The vision always began the same way: I'd be leaving my house cradling my 9-month-old baby to my chest, his chin on my left shoulder, my right hand supporting his head, my left hand on his fleece-swaddled rump—and then I’d slip on the ice-crusted iron staircase. With the cold metal rushing up at us, a single thought would grip me: How do I protect him?
It had been a month since my husband Ari and I had brought Jake home, since I’d vowed to the governments of South Korea and the United States, as well as social workers in both countries, that I would do anything to keep this child we had adopted in Seoul safe from harm. For weeks, the imaginary accident had played like a film loop in my head; I’d break it down frame by frame, looking for places where I might regain control.
Among my preferred defensive maneuvers: Tuck his head snugly against my neck, leaving a gap for him to breathe into; quickly fashion the low-hanging end of the fleece blanket into a makeshift pillow, buttressing the padding already around him; pivot in midair so I'd land on my side, reducing the chances of crushing him. I might break my arm, but his tiny body would be cushioned by mine at the moment of impact. I’d only been a mom for four weeks, but I believed that this kind of detailed strategizing to defuse all possible threats was what all new mothers did.
Ari and I had first met the baby in his foster family’s apartment in Seoul, where his foster mother, Mrs. Lee, had served us platters of absurdly large strawberries and baram tteok, a treat made of mashed rice cakes filled with a sweetened bean paste. But I couldn’t eat a thing.
I remember his unexpected warmth and heft when Ms. Park, our social worker, carefully placed him in my arms. I smelled his hair and admired his socked foot in the palm of my cupped hand. He regarded me with mild curiosity, gnawing on a blue plastic rabbit that dangled from his neck by a satin ribbon. “Bonding,” the thing I’d stressed about for months prior, as most prospective adoptive parents do, took about 90 seconds. My love for him was instantaneous and complete.
On Friday, we went to our adoption agency to take permanent custody of baby Jake. On Saturday, we boarded a plane to Washington, D.C.

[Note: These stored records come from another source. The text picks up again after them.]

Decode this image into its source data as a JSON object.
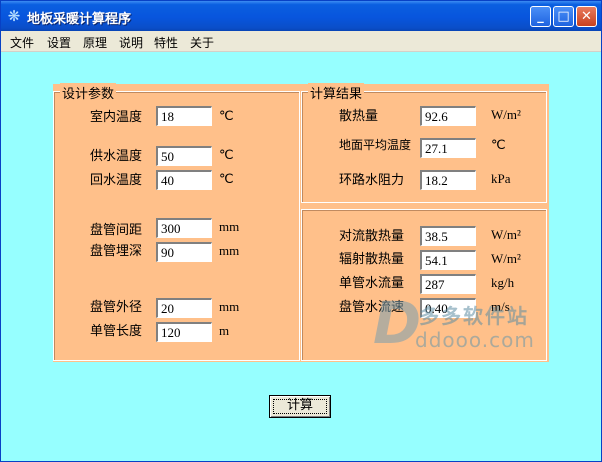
{
  "window": {
    "title": "地板采暖计算程序",
    "minimize_label": "_",
    "maximize_label": "□",
    "close_label": "✕"
  },
  "menu": [
    "文件",
    "设置",
    "原理",
    "说明",
    "特性",
    "关于"
  ],
  "design_params": {
    "title": "设计参数",
    "room_temp": {
      "label": "室内温度",
      "value": "18",
      "unit": "℃"
    },
    "supply_temp": {
      "label": "供水温度",
      "value": "50",
      "unit": "℃"
    },
    "return_temp": {
      "label": "回水温度",
      "value": "40",
      "unit": "℃"
    },
    "pipe_spacing": {
      "label": "盘管间距",
      "value": "300",
      "unit": "mm"
    },
    "pipe_depth": {
      "label": "盘管埋深",
      "value": "90",
      "unit": "mm"
    },
    "pipe_od": {
      "label": "盘管外径",
      "value": "20",
      "unit": "mm"
    },
    "pipe_length": {
      "label": "单管长度",
      "value": "120",
      "unit": "m"
    }
  },
  "results": {
    "title": "计算结果",
    "heat_dissipation": {
      "label": "散热量",
      "value": "92.6",
      "unit": "W/m²"
    },
    "floor_avg_temp": {
      "label": "地面平均温度",
      "value": "27.1",
      "unit": "℃"
    },
    "loop_resistance": {
      "label": "环路水阻力",
      "value": "18.2",
      "unit": "kPa"
    },
    "convective_heat": {
      "label": "对流散热量",
      "value": "38.5",
      "unit": "W/m²"
    },
    "radiant_heat": {
      "label": "辐射散热量",
      "value": "54.1",
      "unit": "W/m²"
    },
    "pipe_flow": {
      "label": "单管水流量",
      "value": "287",
      "unit": "kg/h"
    },
    "pipe_velocity": {
      "label": "盘管水流速",
      "value": "0.40",
      "unit": "m/s"
    }
  },
  "calculate_button": "计算",
  "watermark": {
    "logo": "D",
    "name": "多多软件站",
    "url": "ddooo.com"
  }
}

Not 24 hours after crossing the threshold of our home with us, our son grew so listless I became alarmed and called the pediatrician, who hadn’t met him yet. He’d had a mild cold on the day we’d received him in Seoul; still, the on-site doctor deemed him well enough to travel. But when I described his pale complexion and tearless cries to our new pediatrician over the phone, she ordered us to the emergency room, warning that dehydration in babies was extremely dangerous. We’d been diligent about giving him his bottles, but he was indeed dehydrated, and while he came back to himself after receiving intravenous fluids, we were wrung out from fear, from the feeling that we’d missed some obvious sign of his distress.
More health problems stacked up over the next month, a fairly common phenomenon among children newly adopted from another country. Jake came down with bug after bug: gastroenteritis, conjunctivitis, a virus that kicked off a 104-degree fever. His large head alarmed the pediatrician enough that he ordered a sonogram to rule out hydrocephalus. Ari and I slept on the floor near his crib, argued in the dark over whether it was too soon to give him another dose of baby ibuprofen, entertained him with hand shadows as the technician wanded his soft spot looking for brain abnormalities (none were found). With each subsequent illness, I felt my worries compound into something more ominous—a mounting pile of doubts about my ability to parent. If I feel this helpless in the face of germs, how am I going to protect my child from bullies, racists, West Nile virus, climate change?